Realistically I don't know that Sam and I will be able to tackle all of our suggested bits explained here, in fact we haven't attempted to clean up our online shops in more than a couple of years. Now that Ester is toddling around and we've established a more solid grasp on parenthood, combined with running Hurd & Honey, we should be able to clean things up (at least a little)!
1. Add New Photos
Yes, it's the most time consuming part of running an online shop, but also healthy for your shop. You likely have several great photos of each of your products, so instead of completely replacing your current photos, focus on taking one great new shot of each product you sell (and their variations). When choosing props, go with a simple setting, but still connected to your branding. Maybe some fresh peonies or your newest stack of antique books? One new shot can give your online shop a facelift for spring, and this will also give you new content to share on Instagram, Pinterest, and with your mailing list.
2. Simplify Your Titles
Using the data you've collected from your customers, revise your titles. Titles that have too much information can mislead your shoppers. Save the specific details for your tags and keywords, and be brief with your titles. Also, check for consistency with your the way you phrase, organize details, use capital letters, and special characters (-,) in your titles.
3. Revise Your Tags

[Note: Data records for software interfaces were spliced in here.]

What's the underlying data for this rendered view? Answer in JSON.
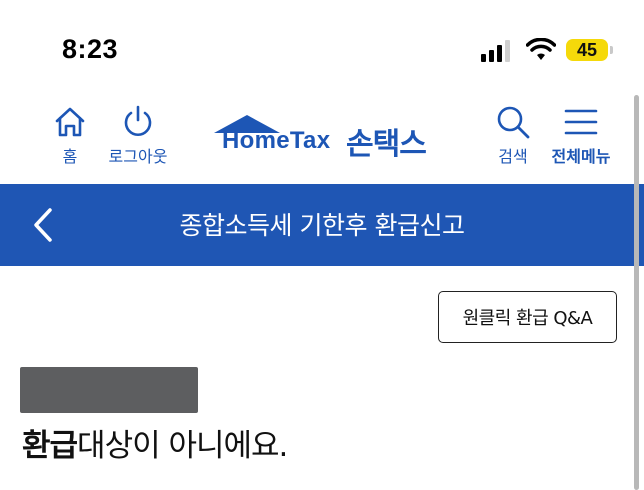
{
  "status_bar": {
    "time": "8:23",
    "battery": "45",
    "icons": [
      "cellular-signal-icon",
      "wifi-icon",
      "battery-icon"
    ]
  },
  "header": {
    "home_label": "홈",
    "logout_label": "로그아웃",
    "logo_text": "HomeTax",
    "logo_korean": "손택스",
    "search_label": "검색",
    "menu_label": "전체메뉴",
    "brand_color": "#1d56b5"
  },
  "title_bar": {
    "title": "종합소득세 기한후 환급신고",
    "back_icon": "chevron-left-icon",
    "color": "#1f56b4"
  },
  "content": {
    "qa_button": "원클릭 환급 Q&A",
    "result_bold": "환급",
    "result_rest": "대상이 아니에요."
  }
}
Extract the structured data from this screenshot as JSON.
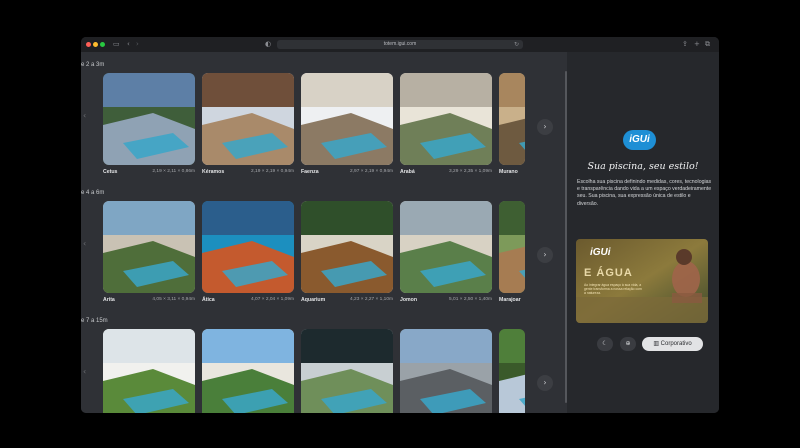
{
  "browser": {
    "url": "totem.igui.com"
  },
  "sections": [
    {
      "label": "e 2 a 3m",
      "cards": [
        {
          "name": "Cetus",
          "dims": "2,19 × 2,11 × 0,86m"
        },
        {
          "name": "Kéramos",
          "dims": "2,19 × 2,19 × 0,94m"
        },
        {
          "name": "Faenza",
          "dims": "2,97 × 2,19 × 0,94m"
        },
        {
          "name": "Arabá",
          "dims": "3,29 × 2,35 × 1,09m"
        },
        {
          "name": "Murano",
          "dims": ""
        }
      ]
    },
    {
      "label": "e 4 a 6m",
      "cards": [
        {
          "name": "Arita",
          "dims": "4,05 × 3,11 × 0,94m"
        },
        {
          "name": "Ática",
          "dims": "4,07 × 2,04 × 1,09m"
        },
        {
          "name": "Aquarium",
          "dims": "4,23 × 2,27 × 1,10m"
        },
        {
          "name": "Jomon",
          "dims": "5,01 × 2,50 × 1,40m"
        },
        {
          "name": "Marajoar",
          "dims": ""
        }
      ]
    },
    {
      "label": "e 7 a 15m",
      "cards": [
        {
          "name": "",
          "dims": ""
        },
        {
          "name": "",
          "dims": ""
        },
        {
          "name": "",
          "dims": ""
        },
        {
          "name": "",
          "dims": ""
        },
        {
          "name": "",
          "dims": ""
        }
      ]
    }
  ],
  "panel": {
    "logo": "iGUi",
    "tagline": "Sua piscina, seu estilo!",
    "description": "Escolha sua piscina definindo medidas, cores, tecnologias e transparência dando vida a um espaço verdadeiramente seu. Sua piscina, sua expressão única de estilo e diversão.",
    "promo": {
      "logo": "iGUi",
      "title": "E ÁGUA",
      "body": "Ao integrar água espaço à sua vida, a gente transforma a nossa relação com a natureza."
    },
    "controls": {
      "theme_icon": "moon-icon",
      "language_icon": "globe-icon",
      "corporate_label": "Corporativo"
    }
  },
  "colors": {
    "brand_blue": "#1e8fd5",
    "background": "#2f3136",
    "panel": "#26282c"
  }
}
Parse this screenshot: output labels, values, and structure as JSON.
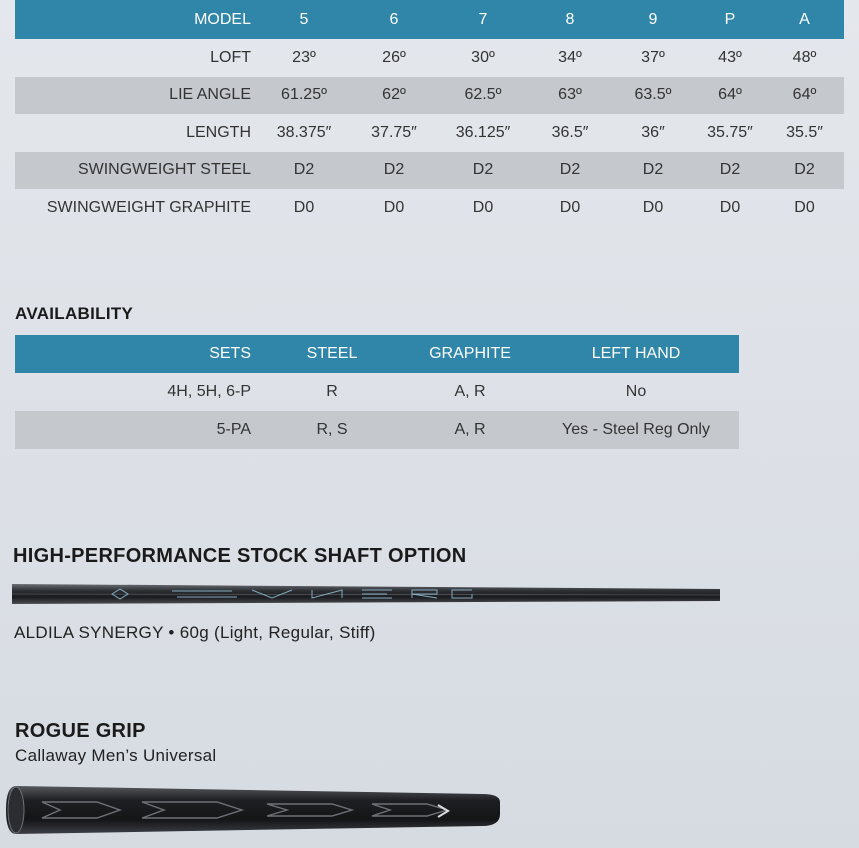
{
  "specs": {
    "header": [
      "MODEL",
      "5",
      "6",
      "7",
      "8",
      "9",
      "P",
      "A"
    ],
    "rows": [
      [
        "LOFT",
        "23º",
        "26º",
        "30º",
        "34º",
        "37º",
        "43º",
        "48º"
      ],
      [
        "LIE ANGLE",
        "61.25º",
        "62º",
        "62.5º",
        "63º",
        "63.5º",
        "64º",
        "64º"
      ],
      [
        "LENGTH",
        "38.375″",
        "37.75″",
        "36.125″",
        "36.5″",
        "36″",
        "35.75″",
        "35.5″"
      ],
      [
        "SWINGWEIGHT STEEL",
        "D2",
        "D2",
        "D2",
        "D2",
        "D2",
        "D2",
        "D2"
      ],
      [
        "SWINGWEIGHT GRAPHITE",
        "D0",
        "D0",
        "D0",
        "D0",
        "D0",
        "D0",
        "D0"
      ]
    ]
  },
  "availability": {
    "title": "AVAILABILITY",
    "header": [
      "SETS",
      "STEEL",
      "GRAPHITE",
      "LEFT HAND"
    ],
    "rows": [
      [
        "4H, 5H, 6-P",
        "R",
        "A, R",
        "No"
      ],
      [
        "5-PA",
        "R, S",
        "A, R",
        "Yes - Steel Reg Only"
      ]
    ]
  },
  "shaft": {
    "title": "HIGH-PERFORMANCE STOCK SHAFT OPTION",
    "caption": "ALDILA SYNERGY • 60g (Light, Regular, Stiff)"
  },
  "grip": {
    "title": "ROGUE GRIP",
    "subtitle": "Callaway Men’s Universal"
  },
  "colors": {
    "header_bg": "#2f86a8",
    "shade_bg": "#c5c8cd",
    "page_bg": "#e0e4e9"
  }
}
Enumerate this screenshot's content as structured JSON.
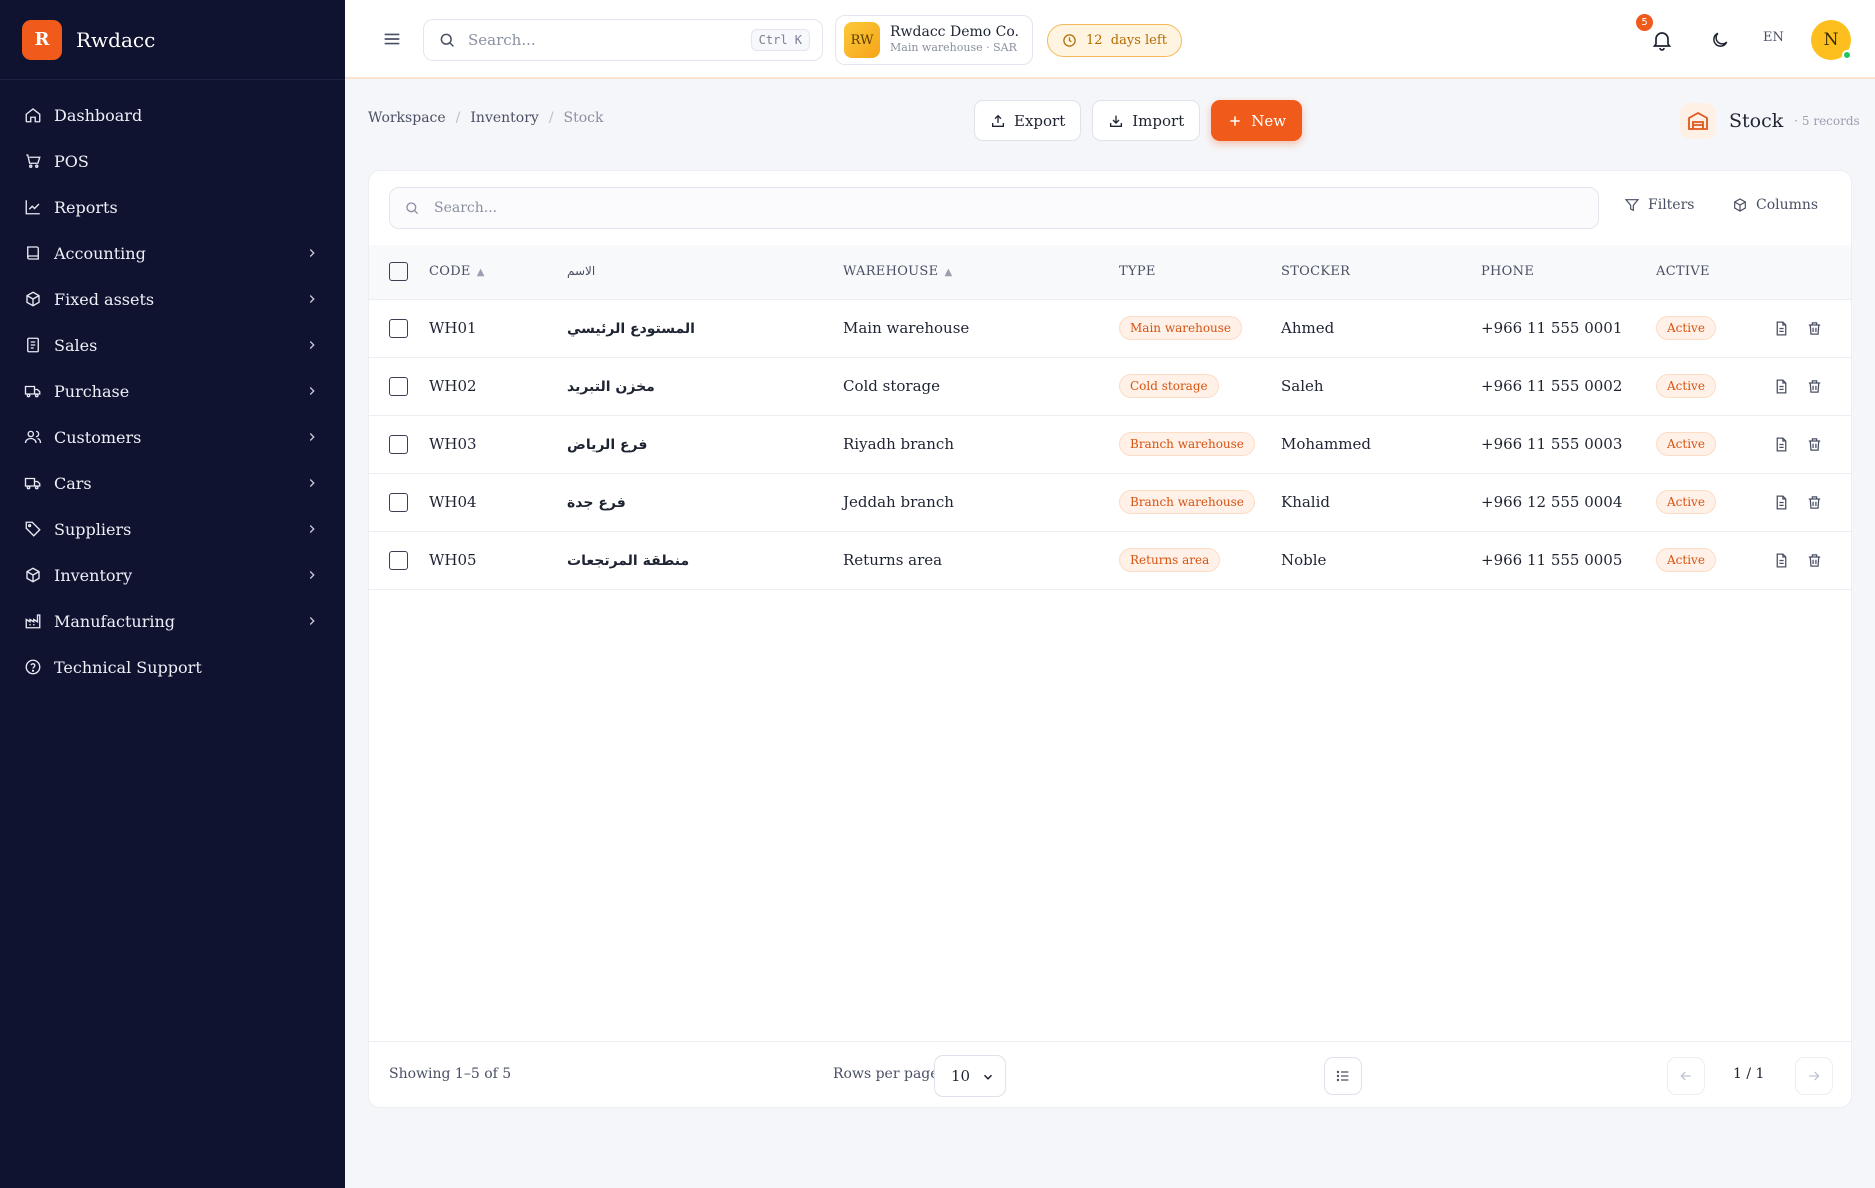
{
  "brand": {
    "logo_letter": "R",
    "name": "Rwdacc"
  },
  "sidebar": {
    "items": [
      {
        "label": "Dashboard",
        "icon": "home-icon",
        "has_children": false
      },
      {
        "label": "POS",
        "icon": "cart-icon",
        "has_children": false
      },
      {
        "label": "Reports",
        "icon": "chart-line-icon",
        "has_children": false
      },
      {
        "label": "Accounting",
        "icon": "book-icon",
        "has_children": true
      },
      {
        "label": "Fixed assets",
        "icon": "box-icon",
        "has_children": true
      },
      {
        "label": "Sales",
        "icon": "receipt-icon",
        "has_children": true
      },
      {
        "label": "Purchase",
        "icon": "truck-icon",
        "has_children": true
      },
      {
        "label": "Customers",
        "icon": "users-icon",
        "has_children": true
      },
      {
        "label": "Cars",
        "icon": "car-truck-icon",
        "has_children": true
      },
      {
        "label": "Suppliers",
        "icon": "tag-icon",
        "has_children": true
      },
      {
        "label": "Inventory",
        "icon": "package-icon",
        "has_children": true
      },
      {
        "label": "Manufacturing",
        "icon": "factory-icon",
        "has_children": true
      },
      {
        "label": "Technical Support",
        "icon": "help-circle-icon",
        "has_children": false
      }
    ]
  },
  "topbar": {
    "search_placeholder": "Search...",
    "search_shortcut": "Ctrl K",
    "company": {
      "initials": "RW",
      "name": "Rwdacc Demo Co.",
      "subtitle": "Main warehouse · SAR"
    },
    "trial": "12  days left",
    "notifications_count": "5",
    "language": "EN",
    "user_initial": "N"
  },
  "breadcrumb": {
    "items": [
      "Workspace",
      "Inventory"
    ],
    "current": "Stock"
  },
  "actions": {
    "export": "Export",
    "import": "Import",
    "new": "New"
  },
  "page": {
    "title": "Stock",
    "records": "· 5 records"
  },
  "table_toolbar": {
    "search_placeholder": "Search...",
    "filters": "Filters",
    "columns": "Columns"
  },
  "table": {
    "headers": {
      "code": "CODE",
      "name": "الاسم",
      "warehouse": "WAREHOUSE",
      "type": "TYPE",
      "stocker": "STOCKER",
      "phone": "PHONE",
      "active": "ACTIVE"
    },
    "rows": [
      {
        "code": "WH01",
        "name": "المستودع الرئيسي",
        "warehouse": "Main warehouse",
        "type": "Main warehouse",
        "stocker": "Ahmed",
        "phone": "+966 11 555 0001",
        "active": "Active"
      },
      {
        "code": "WH02",
        "name": "مخزن التبريد",
        "warehouse": "Cold storage",
        "type": "Cold storage",
        "stocker": "Saleh",
        "phone": "+966 11 555 0002",
        "active": "Active"
      },
      {
        "code": "WH03",
        "name": "فرع الرياض",
        "warehouse": "Riyadh branch",
        "type": "Branch warehouse",
        "stocker": "Mohammed",
        "phone": "+966 11 555 0003",
        "active": "Active"
      },
      {
        "code": "WH04",
        "name": "فرع جدة",
        "warehouse": "Jeddah branch",
        "type": "Branch warehouse",
        "stocker": "Khalid",
        "phone": "+966 12 555 0004",
        "active": "Active"
      },
      {
        "code": "WH05",
        "name": "منطقة المرتجعات",
        "warehouse": "Returns area",
        "type": "Returns area",
        "stocker": "Noble",
        "phone": "+966 11 555 0005",
        "active": "Active"
      }
    ]
  },
  "footer": {
    "showing": "Showing 1–5 of 5",
    "rows_per_page_label": "Rows per page",
    "rows_per_page": "10",
    "page_info": "1 / 1"
  },
  "colors": {
    "sidebar_bg": "#0f1330",
    "accent": "#f05a1a",
    "trial_bg": "#fff4e0"
  }
}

On Etsy you can add up to 13 tags, use them all, but change the tags that aren't helping you, and add some new ones. Remove your holiday related tags (Christmas, Holiday, etc.) Also, Etsy has a new attributes feature to help shoppers find your products (colors, holidays, occasions), use these if you can.
4. Streamline Your Descriptions
Think of your descriptions as the place your customers go to find answers to their questions. Make the information clear and simple. This will help avoid extra messages from customers and likewise should result in easier purchasing.
5. Double-Check Your Pricing and Shipping Fees
While you're in the revise/edit mode it's also worthwhile to consider any changes to your pricing and shipping.
6. Update Your Profile
On Etsy spruce up your About section, your profile...on your own website add something new to your "About" page. Maybe you have a new photo of yourself, or an exciting change/announcement for your business. Adding new process photos/videos is also something to consider if you have the time.
7. Rearrange Your Shop
Once you've gone through all of your backdoor updates take a look at your shopping pages from your customer's perspective. Consider what changes can be made in terms of how your listings are presented. For spring you'll want more airy, and clean looking shopping pages.
8. Add Something New
Maybe you've been meaning to add a new variation, or maybe even and entire new product. Adding this in the spring gives your new option/product time to pick up traction before the next holiday season. Spring is a great time to launch something new.
Here at "Hurd & Honey", we have the pleasure of selecting a non-profit to parter with for our annual "Light Gives Hope" campaign. Light is beautifully symbolic of truth, it guides, it comforts, it offers a deep sense of hope.Read More
Large brands always seem to be offering coupons and discounts during the holiday season, if not, always. For small businesses this can be a little tricky. It's a challenge to discount something that has been made by hand, with love. We have definitely made our share of mistakes with coupons and discounts, but have also had great results come from promotions as well.Read More
A great way to prepare for holiday shoppers is to take some time to analyze your Etsy shop stats. These stats could shed light on which days/weeks may be your busiest and also which products may be your best sellers.Read More
On Etsy you have the option of creating "Shop Sections", these sections help to keep your products organized into categories. Around the holidays you can have fun with how you arrange your items into sections, and it can also help your shoppers find gifts and decor that they would have overlooked otherwise.Read More